What needs to be done: Copy each line of the records below that has "Last" in it.

******************************

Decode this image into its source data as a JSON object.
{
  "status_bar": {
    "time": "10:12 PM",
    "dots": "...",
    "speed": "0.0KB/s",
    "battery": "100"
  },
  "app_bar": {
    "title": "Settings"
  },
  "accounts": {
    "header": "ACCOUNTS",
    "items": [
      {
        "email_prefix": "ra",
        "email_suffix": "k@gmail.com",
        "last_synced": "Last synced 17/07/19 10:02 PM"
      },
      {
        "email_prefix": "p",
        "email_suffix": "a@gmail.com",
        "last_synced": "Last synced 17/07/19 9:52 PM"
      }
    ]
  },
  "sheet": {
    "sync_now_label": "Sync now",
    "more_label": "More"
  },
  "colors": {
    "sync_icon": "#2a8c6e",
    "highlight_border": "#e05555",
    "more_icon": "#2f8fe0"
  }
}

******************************

Output of the task:
        "last_synced": "Last synced 17/07/19 10:02 PM"
        "last_synced": "Last synced 17/07/19 9:52 PM"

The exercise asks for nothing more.